This is how my Hostas-border looks; however, I must tell you that few weeks ago we had a hail storm and the ice poked holes in most of my garden plant leaves. Unfortunately, my Hostas did not escape the destruction path of the storm.
Last year I took a photo of this gorgeous Hydrangea flower that I planted years ago in my back yard. There are several varieties of this medium sized shrub, (about 4-5 feet tall and wide) however, this variety is a Mophead Hydrangea, has a rounded flower head and prefers morning sun and afternoon shade. The sun exposure factor is quite important, since heavy shade can cause poor flowering and all day sun will wilt it. Believe me, I put one plant in the shade five years ago and the plant did not grow more than 2’ and it has never given me a flower. If you live in the north, the further north you live the more sun this type of Mophead Hydrangea can endure. This type of hydrangea is deciduous, meaning; it will drop all its leaves in the fall. However, please read my following Tip.
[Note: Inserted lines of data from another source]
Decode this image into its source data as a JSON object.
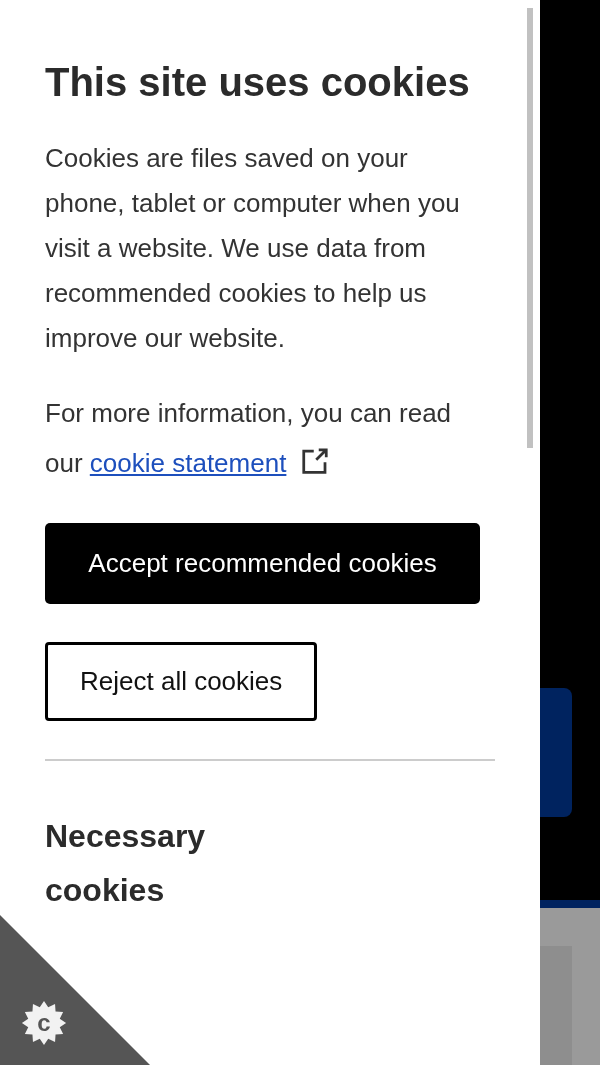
{
  "dialog": {
    "title": "This site uses cookies",
    "intro": "Cookies are files saved on your phone, tablet or computer when you visit a website. We use data from recommended cookies to help us improve our website.",
    "more_info": {
      "text": "For more information, you can read our",
      "link": "cookie statement"
    },
    "buttons": [
      {
        "label": "Accept recommended cookies",
        "kind": "primary"
      },
      {
        "label": "Reject all cookies",
        "kind": "secondary"
      }
    ],
    "section_heading": "Necessary cookies"
  },
  "corner_badge": {
    "label": "c"
  }
}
Tip: I use a lot of my summer blooms in fresh flower arrangements. Then in the fall, I wait until the flowers dry in the plant, cut them and I use the dry flowers in my winter arrangements. The colors change a bit but they make really nice holiday wreaths. I also use them to fill gaps in my Christmas tree, as ornaments, if you prefer, you can spray paint them in gold. Finally, put some of them in a basket with pine cones, dry twigs and a big burgundy bow. Try it and you will enjoy two seasons of this beautiful huge flower.
DAYLILY: “Stella de Oro” or (Hemerocallis) - Perennial
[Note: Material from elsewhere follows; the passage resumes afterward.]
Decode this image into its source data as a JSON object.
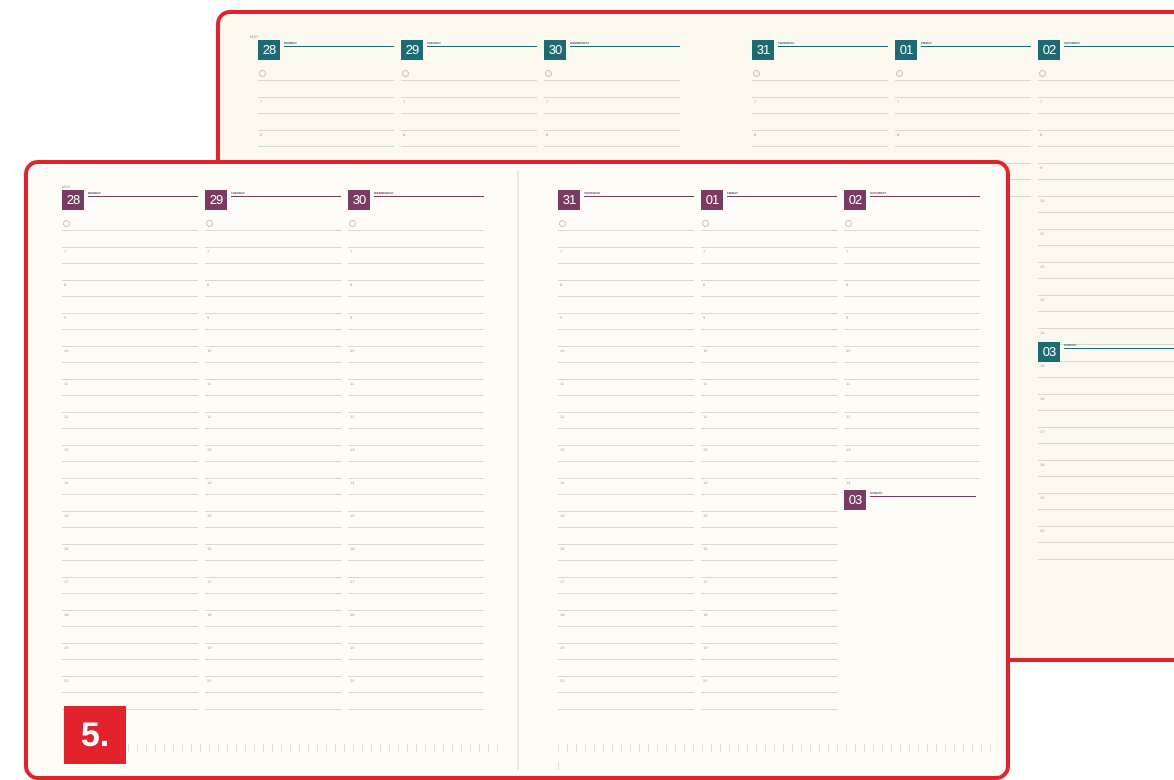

I took this photo this year in my garden, shortly after the plant’s first Bloom. Isn’t this flower adorable?
Stella de Oro Lily is a fragrant long-blooming flower that attracks butterflies and hummingbirds to your garden. I have it in front of my home, where she gets full and partial sun every day. It is a show stopper and it blooms non-stop from early summer to fall. It is not taller than 12” high and about 25” or so wide. This plant is literally carefree and only wants good well-drain soil. Water it well when you plant it, mostly during dry spells; if possible daily until roots established, then about once-a-week after established if there hasn’t been any rain during that period. Since it is a hardy plant, it can survive up to winter temperatures of -40 degrees F.
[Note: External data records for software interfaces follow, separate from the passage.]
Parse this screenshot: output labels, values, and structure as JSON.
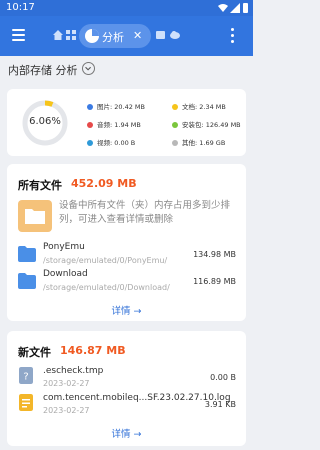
{
  "status": {
    "time": "10:17"
  },
  "tabs": {
    "active_label": "分析",
    "close_symbol": "✕"
  },
  "breadcrumb": {
    "label": "内部存储 分析"
  },
  "storage": {
    "percent_label": "6.06%",
    "percent_value": 6.06,
    "legend": [
      {
        "label": "图片: 20.42 MB",
        "color": "#3b7be3"
      },
      {
        "label": "文档: 2.34 MB",
        "color": "#f6c41a"
      },
      {
        "label": "音频: 1.94 MB",
        "color": "#e64a4a"
      },
      {
        "label": "安装包: 126.49 MB",
        "color": "#7bc63c"
      },
      {
        "label": "视频: 0.00 B",
        "color": "#2f9ad8"
      },
      {
        "label": "其他: 1.69 GB",
        "color": "#b8b8b8"
      }
    ]
  },
  "all_files": {
    "title": "所有文件",
    "size": "452.09 MB",
    "tip": "设备中所有文件（夹）内存占用多到少排列，可进入查看详情或删除",
    "items": [
      {
        "name": "PonyEmu",
        "path": "/storage/emulated/0/PonyEmu/",
        "size": "134.98 MB"
      },
      {
        "name": "Download",
        "path": "/storage/emulated/0/Download/",
        "size": "116.89 MB"
      }
    ],
    "detail_label": "详情 →"
  },
  "new_files": {
    "title": "新文件",
    "size": "146.87 MB",
    "items": [
      {
        "name": ".escheck.tmp",
        "date": "2023-02-27",
        "size": "0.00 B",
        "icon": "unknown-file-icon"
      },
      {
        "name": "com.tencent.mobileq...SF.23.02.27.10.log",
        "date": "2023-02-27",
        "size": "3.91 KB",
        "icon": "log-file-icon"
      }
    ],
    "detail_label": "详情 →"
  }
}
BONUS: This plant can be divided every year in spring or fall. Therefore, in few years you will have multiple plants in your garden from the one that you originally purchased.
I am a blogger, a photographer, a jewelry designer, a gourmet cook, and a recipe book writer. I am also a flea market flipper, an avid gardener, an interior/ outdoors designer, an avid golfer and traveler.